**Supplied material:**
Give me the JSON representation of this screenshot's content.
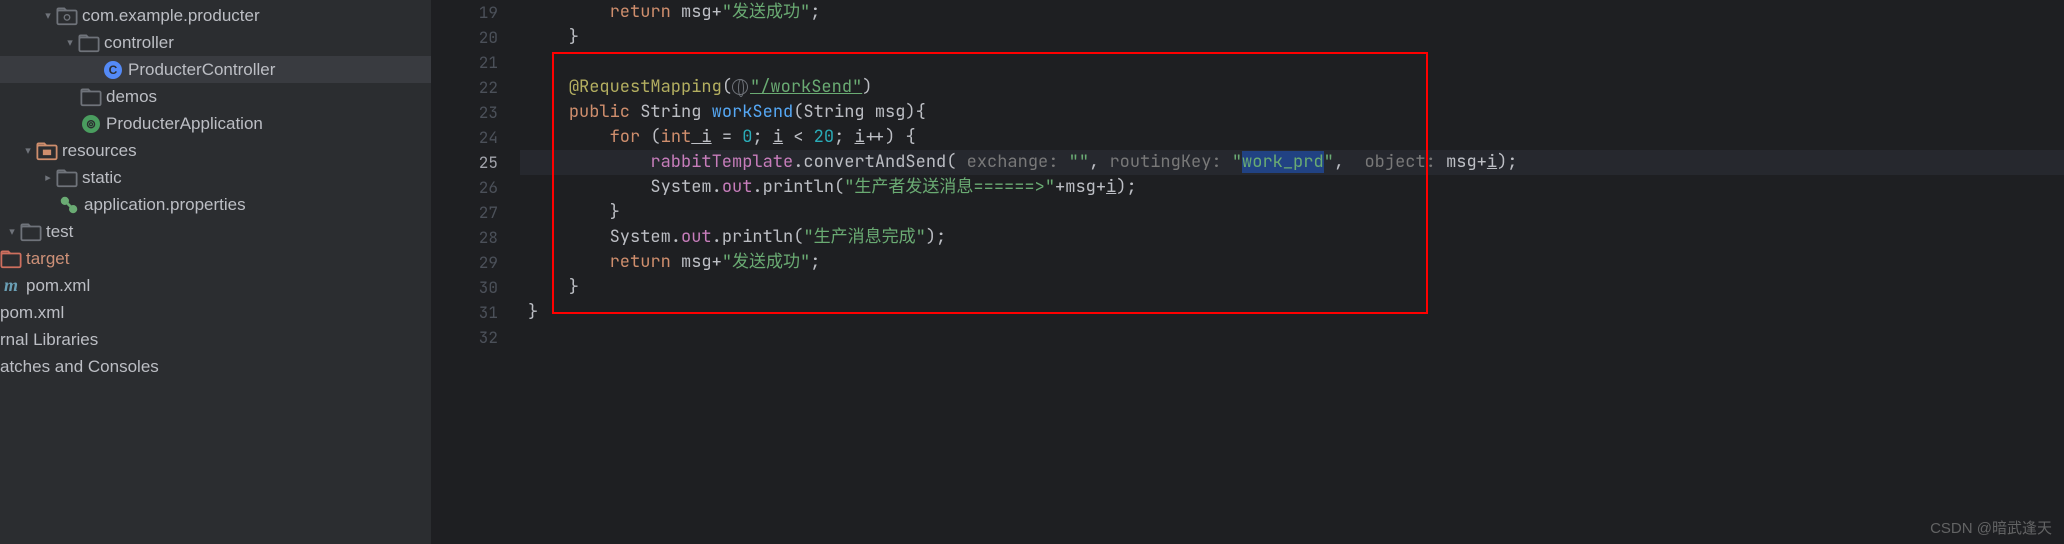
{
  "tree": {
    "package": "com.example.producter",
    "controller": "controller",
    "productercontroller": "ProducterController",
    "demos": "demos",
    "producterapp": "ProducterApplication",
    "resources": "resources",
    "static": "static",
    "appprops": "application.properties",
    "test": "test",
    "target": "target",
    "pom1": "pom.xml",
    "pom2": "pom.xml",
    "libs": "rnal Libraries",
    "scratches": "atches and Consoles"
  },
  "lines": [
    "19",
    "20",
    "21",
    "22",
    "23",
    "24",
    "25",
    "26",
    "27",
    "28",
    "29",
    "30",
    "31",
    "32"
  ],
  "code": {
    "l19_return": "return",
    "l19_msg": " msg",
    "l19_plus": "+",
    "l19_str": "\"发送成功\"",
    "l19_semi": ";",
    "l20_brace": "    }",
    "l22_ann": "@RequestMapping",
    "l22_paren1": "(",
    "l22_url": "\"/workSend\"",
    "l22_paren2": ")",
    "l23_public": "public",
    "l23_string": " String ",
    "l23_method": "workSend",
    "l23_params": "(String msg){",
    "l24_for": "for",
    "l24_paren": " (",
    "l24_int": "int",
    "l24_i1": " i",
    "l24_eq": " = ",
    "l24_zero": "0",
    "l24_semi1": "; ",
    "l24_i2": "i",
    "l24_lt": " < ",
    "l24_twenty": "20",
    "l24_semi2": "; ",
    "l24_i3": "i",
    "l24_inc": "++) {",
    "l25_rabbit": "rabbitTemplate",
    "l25_dot": ".convertAndSend(",
    "l25_hint1": " exchange: ",
    "l25_empty": "\"\"",
    "l25_comma1": ", ",
    "l25_hint2": "routingKey: ",
    "l25_work": "\"work_prd\"",
    "l25_comma2": ", ",
    "l25_hint3": " object: ",
    "l25_msg": "msg+",
    "l25_i": "i",
    "l25_end": ");",
    "l26_sys": "System.",
    "l26_out": "out",
    "l26_println": ".println(",
    "l26_str": "\"生产者发送消息======>\"",
    "l26_plus": "+msg+",
    "l26_i": "i",
    "l26_end": ");",
    "l27_brace": "        }",
    "l28_sys": "System.",
    "l28_out": "out",
    "l28_println": ".println(",
    "l28_str": "\"生产消息完成\"",
    "l28_end": ");",
    "l29_return": "return",
    "l29_msg": " msg+",
    "l29_str": "\"发送成功\"",
    "l29_semi": ";",
    "l30_brace": "    }",
    "l31_brace": "}"
  },
  "watermark": "CSDN @暗武逢天"
}
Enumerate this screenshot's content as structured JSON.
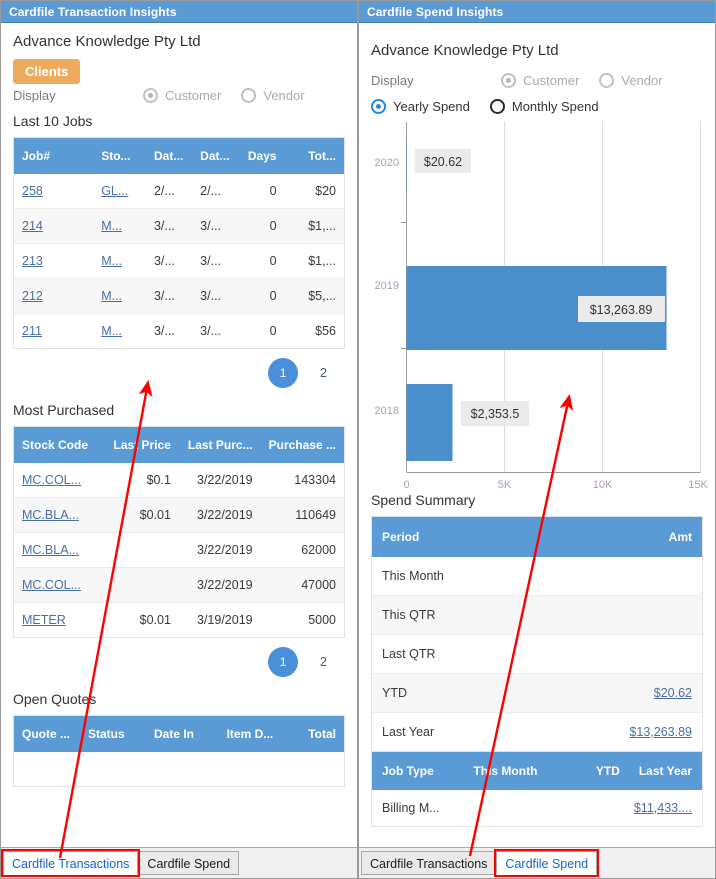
{
  "left_panel": {
    "title": "Cardfile Transaction Insights",
    "company": "Advance Knowledge Pty Ltd",
    "clients_button": "Clients",
    "display_label": "Display",
    "radios": [
      {
        "label": "Customer",
        "checked": true
      },
      {
        "label": "Vendor",
        "checked": false
      }
    ],
    "jobs": {
      "section_title": "Last 10 Jobs",
      "columns": [
        "Job#",
        "Sto...",
        "Dat...",
        "Dat...",
        "Days",
        "Tot..."
      ],
      "rows": [
        {
          "job": "258",
          "stock": "GL...",
          "date1": "2/...",
          "date2": "2/...",
          "days": "0",
          "total": "$20"
        },
        {
          "job": "214",
          "stock": "M...",
          "date1": "3/...",
          "date2": "3/...",
          "days": "0",
          "total": "$1,..."
        },
        {
          "job": "213",
          "stock": "M...",
          "date1": "3/...",
          "date2": "3/...",
          "days": "0",
          "total": "$1,..."
        },
        {
          "job": "212",
          "stock": "M...",
          "date1": "3/...",
          "date2": "3/...",
          "days": "0",
          "total": "$5,..."
        },
        {
          "job": "211",
          "stock": "M...",
          "date1": "3/...",
          "date2": "3/...",
          "days": "0",
          "total": "$56"
        }
      ],
      "pager": {
        "current": "1",
        "next": "2"
      }
    },
    "most_purchased": {
      "section_title": "Most Purchased",
      "columns": [
        "Stock Code",
        "Last Price",
        "Last Purc...",
        "Purchase ..."
      ],
      "rows": [
        {
          "code": "MC.COL...",
          "price": "$0.1",
          "last": "3/22/2019",
          "qty": "143304"
        },
        {
          "code": "MC.BLA...",
          "price": "$0.01",
          "last": "3/22/2019",
          "qty": "110649"
        },
        {
          "code": "MC.BLA...",
          "price": "",
          "last": "3/22/2019",
          "qty": "62000"
        },
        {
          "code": "MC.COL...",
          "price": "",
          "last": "3/22/2019",
          "qty": "47000"
        },
        {
          "code": "METER",
          "price": "$0.01",
          "last": "3/19/2019",
          "qty": "5000"
        }
      ],
      "pager": {
        "current": "1",
        "next": "2"
      }
    },
    "open_quotes": {
      "section_title": "Open Quotes",
      "columns": [
        "Quote ...",
        "Status",
        "Date In",
        "Item D...",
        "Total"
      ]
    },
    "tabs": [
      {
        "label": "Cardfile Transactions",
        "active": true,
        "highlighted": true
      },
      {
        "label": "Cardfile Spend",
        "active": false,
        "highlighted": false
      }
    ]
  },
  "right_panel": {
    "title": "Cardfile Spend Insights",
    "company": "Advance Knowledge Pty Ltd",
    "display_label": "Display",
    "display_radios": [
      {
        "label": "Customer",
        "checked": true
      },
      {
        "label": "Vendor",
        "checked": false
      }
    ],
    "mode_radios": [
      {
        "label": "Yearly Spend",
        "checked": true
      },
      {
        "label": "Monthly Spend",
        "checked": false
      }
    ],
    "spend_summary": {
      "section_title": "Spend Summary",
      "columns": [
        "Period",
        "Amt"
      ],
      "rows": [
        {
          "period": "This Month",
          "amt": ""
        },
        {
          "period": "This QTR",
          "amt": ""
        },
        {
          "period": "Last QTR",
          "amt": ""
        },
        {
          "period": "YTD",
          "amt": "$20.62"
        },
        {
          "period": "Last Year",
          "amt": "$13,263.89"
        }
      ]
    },
    "job_type": {
      "columns": [
        "Job Type",
        "This Month",
        "YTD",
        "Last Year"
      ],
      "rows": [
        {
          "type": "Billing M...",
          "this_month": "",
          "ytd": "",
          "last_year": "$11,433...."
        }
      ]
    },
    "tabs": [
      {
        "label": "Cardfile Transactions",
        "active": false,
        "highlighted": false
      },
      {
        "label": "Cardfile Spend",
        "active": true,
        "highlighted": true
      }
    ]
  },
  "chart_data": {
    "type": "bar",
    "orientation": "horizontal",
    "title": "",
    "categories": [
      "2020",
      "2019",
      "2018"
    ],
    "values": [
      20.62,
      13263.89,
      2353.5
    ],
    "labels": [
      "$20.62",
      "$13,263.89",
      "$2,353.5"
    ],
    "xlabel": "",
    "ylabel": "",
    "xlim": [
      0,
      15000
    ],
    "xticks": [
      0,
      5000,
      10000,
      15000
    ],
    "xticklabels": [
      "0",
      "5K",
      "10K",
      "15K"
    ],
    "grid": true,
    "legend": false,
    "bar_color": "#4a8fcb",
    "label_bg": "#ebebeb"
  },
  "colors": {
    "header_blue": "#5b9bd5",
    "accent_orange": "#eeab5e",
    "link_blue": "#4a6fa5",
    "annotation_red": "#ff0000",
    "bar_blue": "#4a8fcb"
  }
}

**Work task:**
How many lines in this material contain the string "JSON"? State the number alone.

**Written answer:**
2